If you’ve been accused of being in possession of drugs, there are a few different defenses that you have available to you, depending on the specifics of your case. For example, you may be able to claim that the police unlawfully searched your home or vehicle, which could make any evidence they recovered inadmissible in court.
Another thing your attorney may do is make sure that the prosecution actually has the drugs that were collected from you. If they are lost at any point during the adjudication of the case, your charge(s) could potentially be dismissed. The evidence must be available to be presented in court.
A potentially viable defense could be explaining that the drugs found in your possession weren’t actually yours. It’s not entirely uncommon for a person to plant drugs on someone else to keep themselves out of trouble in a traffic stop, nor is it unusual for someone to leave their medications or illicit drugs in a friend’s car or home. It works in your favor if there were other people with you at the time of the traffic stop or when the police came to your home, but that’s not necessarily required to use this kind of defense.
Entrapment can be another defense that works in your favor if you received the drugs from a police officer or from the state in another manner. During sting operations, entrapment is possible if the suspect is induced into committing a crime he or she would otherwise not have.

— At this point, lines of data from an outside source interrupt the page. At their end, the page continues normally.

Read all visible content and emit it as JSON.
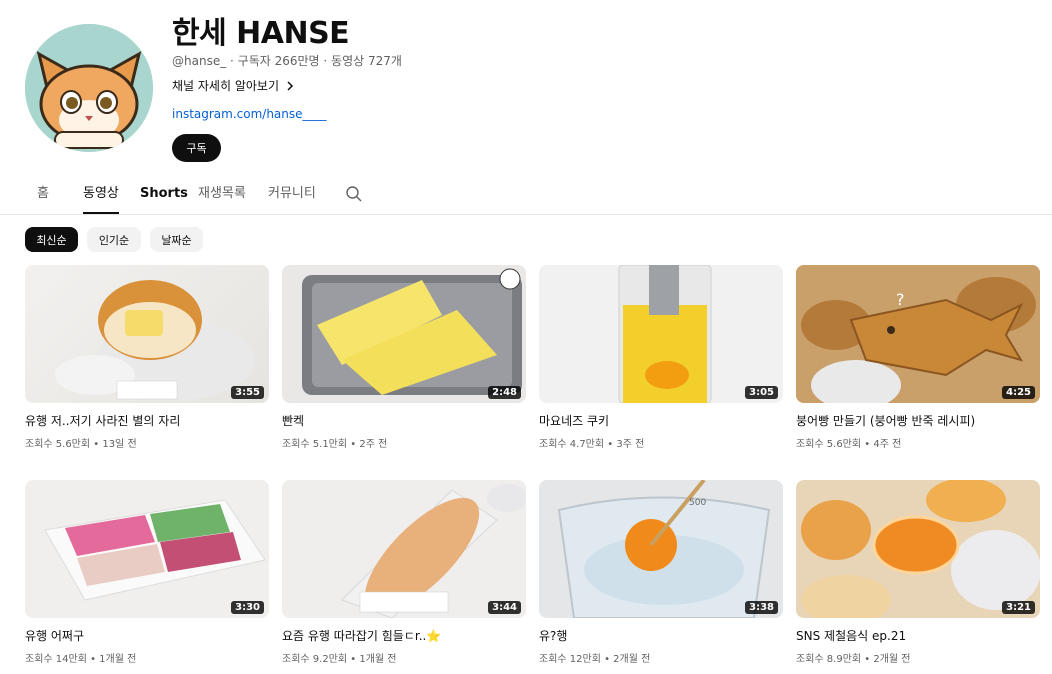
{
  "channel": {
    "name": "한세 HANSE",
    "handle": "@hanse_",
    "subscribers": "구독자 266만명",
    "video_count": "동영상 727개",
    "more_label": "채널 자세히 알아보기",
    "link": "instagram.com/hanse____",
    "subscribe_label": "구독"
  },
  "tabs": [
    {
      "label": "홈"
    },
    {
      "label": "동영상"
    },
    {
      "label": "Shorts"
    },
    {
      "label": "재생목록"
    },
    {
      "label": "커뮤니티"
    }
  ],
  "active_tab": "동영상",
  "chips": [
    {
      "label": "최신순"
    },
    {
      "label": "인기순"
    },
    {
      "label": "날짜순"
    }
  ],
  "videos": [
    {
      "title": "유행 저..저기 사라진 별의 자리",
      "meta": "조회수 5.6만회 • 13일 전",
      "duration": "3:55"
    },
    {
      "title": "빤켁",
      "meta": "조회수 5.1만회 • 2주 전",
      "duration": "2:48"
    },
    {
      "title": "마요네즈 쿠키",
      "meta": "조회수 4.7만회 • 3주 전",
      "duration": "3:05"
    },
    {
      "title": "붕어빵 만들기 (붕어빵 반죽 레시피)",
      "meta": "조회수 5.6만회 • 4주 전",
      "duration": "4:25"
    },
    {
      "title": "유행 어쩌구",
      "meta": "조회수 14만회 • 1개월 전",
      "duration": "3:30"
    },
    {
      "title": "요즘 유행 따라잡기 힘들ㄷr..⭐",
      "meta": "조회수 9.2만회 • 1개월 전",
      "duration": "3:44"
    },
    {
      "title": "유?행",
      "meta": "조회수 12만회 • 2개월 전",
      "duration": "3:38"
    },
    {
      "title": "SNS 제철음식 ep.21",
      "meta": "조회수 8.9만회 • 2개월 전",
      "duration": "3:21"
    }
  ]
}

Each of these defense options can benefit you, but only in certain circumstances. Your attorney will have the best idea of which defense can support your case and help you try to reduce or eliminate the charges against you.